- Activity -
For this exercise, retype every record below exactly and keep the pictures out.

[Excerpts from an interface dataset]
= Beginning of Section =
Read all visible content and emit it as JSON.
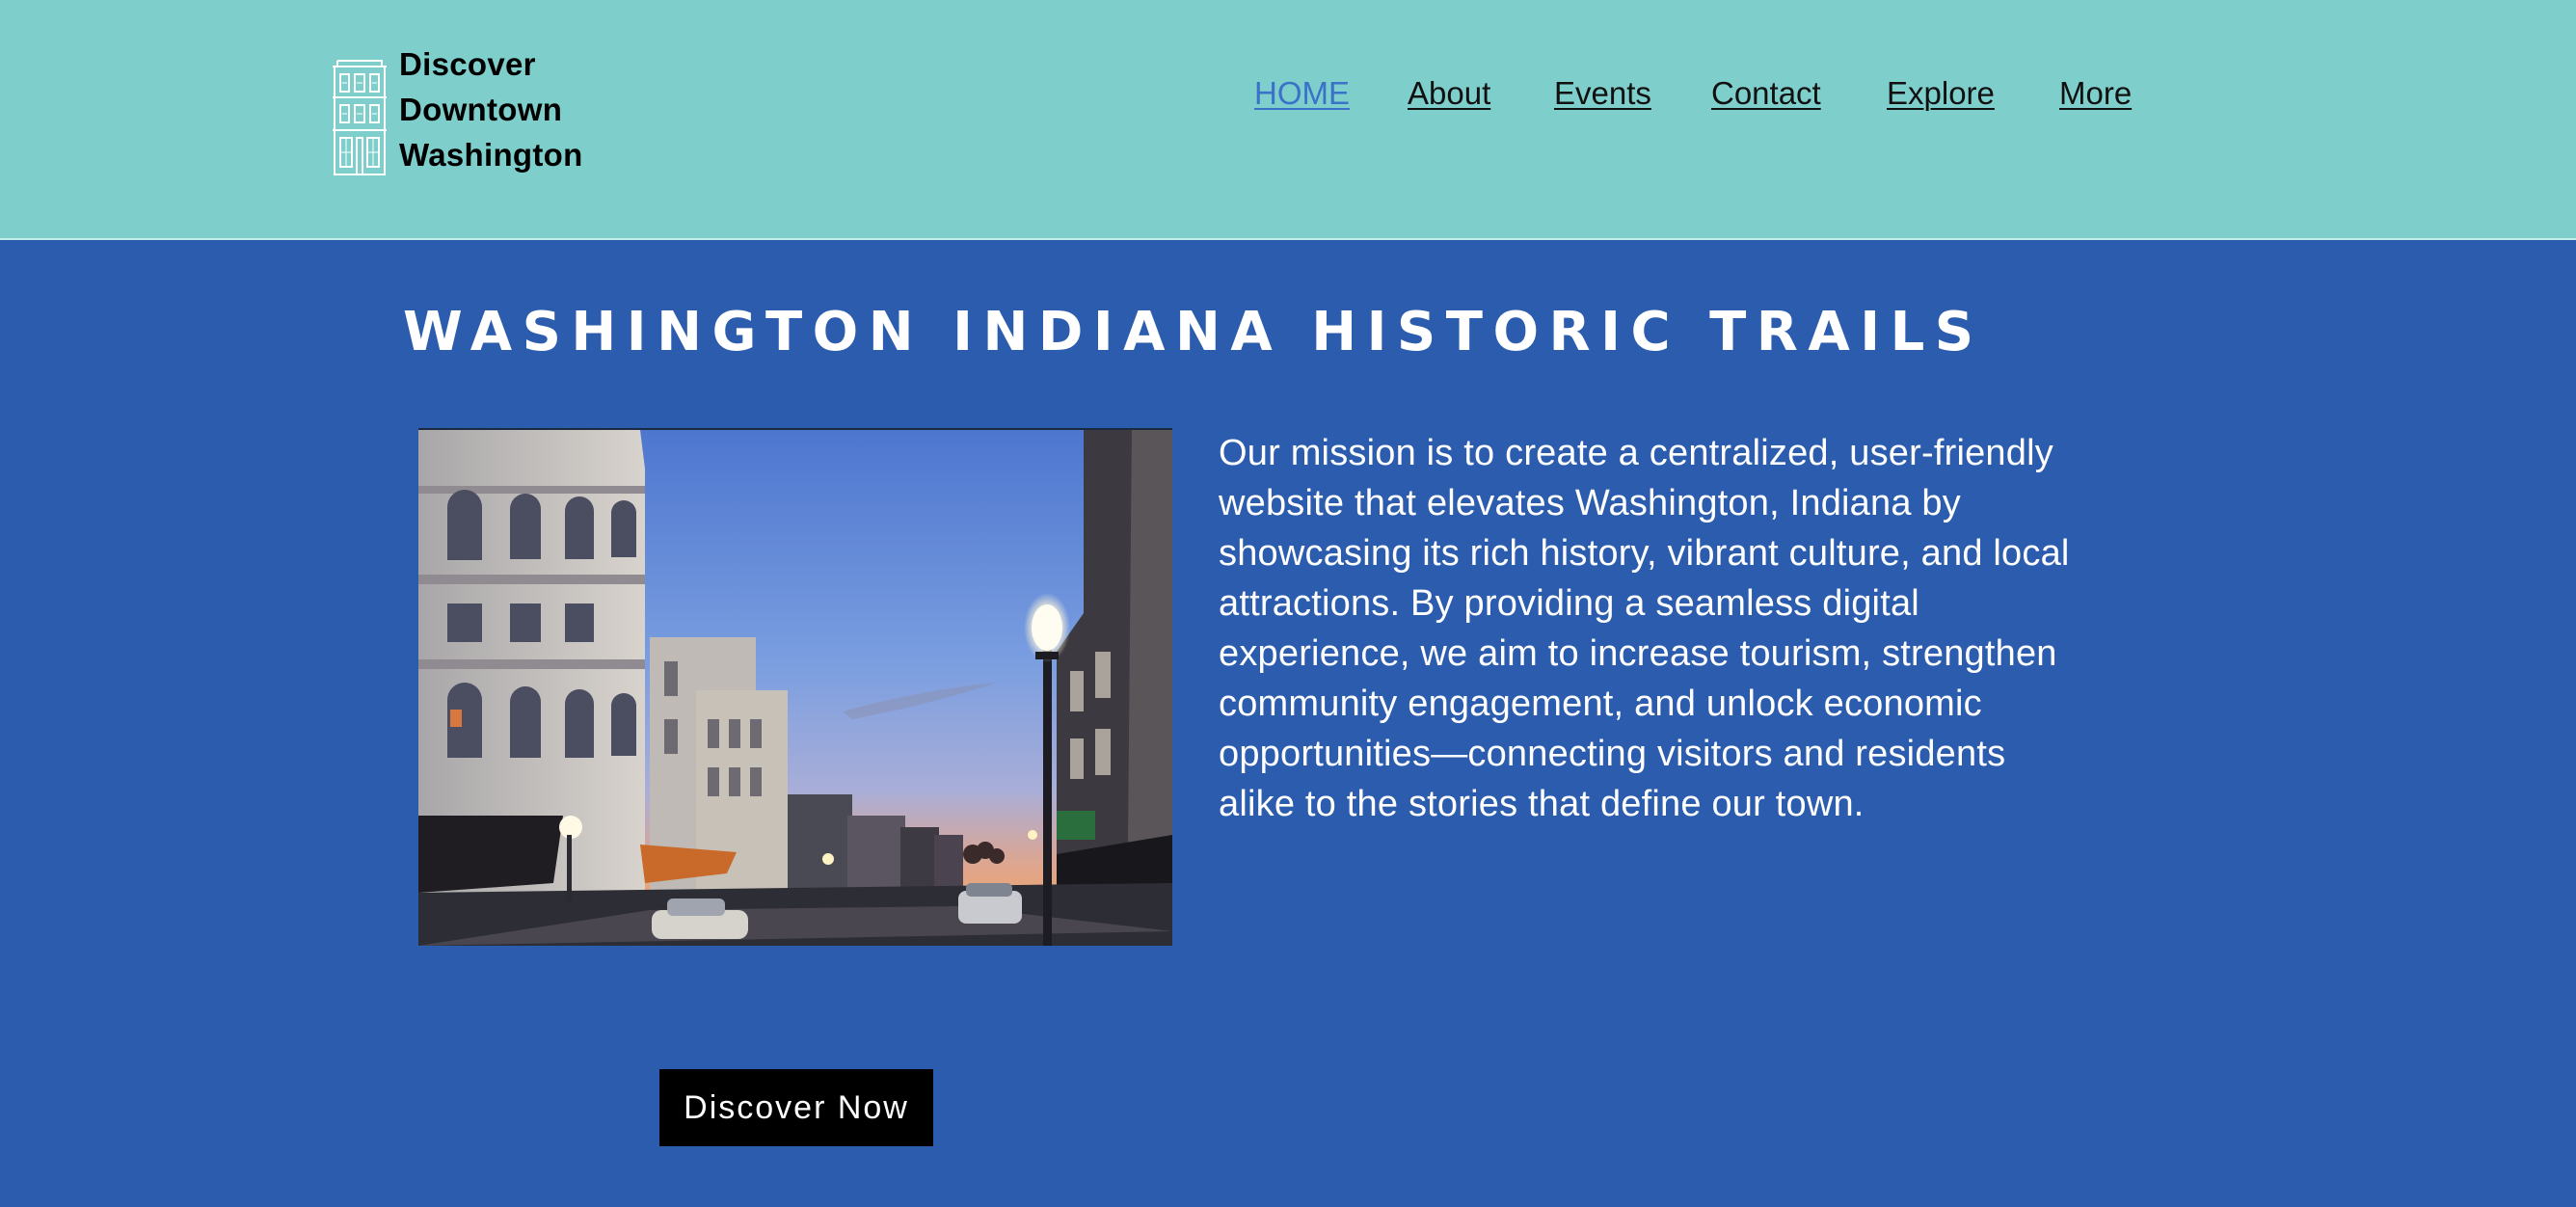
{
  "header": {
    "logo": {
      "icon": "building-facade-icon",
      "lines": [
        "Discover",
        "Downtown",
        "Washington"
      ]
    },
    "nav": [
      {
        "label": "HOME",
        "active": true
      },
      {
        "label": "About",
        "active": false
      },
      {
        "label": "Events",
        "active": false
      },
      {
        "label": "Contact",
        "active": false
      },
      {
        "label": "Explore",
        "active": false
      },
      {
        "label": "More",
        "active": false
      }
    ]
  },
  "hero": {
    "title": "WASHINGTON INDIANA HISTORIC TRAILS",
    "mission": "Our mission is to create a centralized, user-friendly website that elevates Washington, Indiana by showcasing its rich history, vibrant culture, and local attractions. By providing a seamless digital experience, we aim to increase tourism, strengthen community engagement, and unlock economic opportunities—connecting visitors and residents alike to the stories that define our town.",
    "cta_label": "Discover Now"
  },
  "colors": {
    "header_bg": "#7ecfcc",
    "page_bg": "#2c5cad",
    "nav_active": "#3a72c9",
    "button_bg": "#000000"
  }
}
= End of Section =
- Task answer -
Read all visible content and emit it as JSON.
{
  "header": {
    "logo": {
      "icon": "building-facade-icon",
      "lines": [
        "Discover",
        "Downtown",
        "Washington"
      ]
    },
    "nav": [
      {
        "label": "HOME",
        "active": true
      },
      {
        "label": "About",
        "active": false
      },
      {
        "label": "Events",
        "active": false
      },
      {
        "label": "Contact",
        "active": false
      },
      {
        "label": "Explore",
        "active": false
      },
      {
        "label": "More",
        "active": false
      }
    ]
  },
  "hero": {
    "title": "WASHINGTON INDIANA HISTORIC TRAILS",
    "mission": "Our mission is to create a centralized, user-friendly website that elevates Washington, Indiana by showcasing its rich history, vibrant culture, and local attractions. By providing a seamless digital experience, we aim to increase tourism, strengthen community engagement, and unlock economic opportunities—connecting visitors and residents alike to the stories that define our town.",
    "cta_label": "Discover Now"
  },
  "colors": {
    "header_bg": "#7ecfcc",
    "page_bg": "#2c5cad",
    "nav_active": "#3a72c9",
    "button_bg": "#000000"
  }
}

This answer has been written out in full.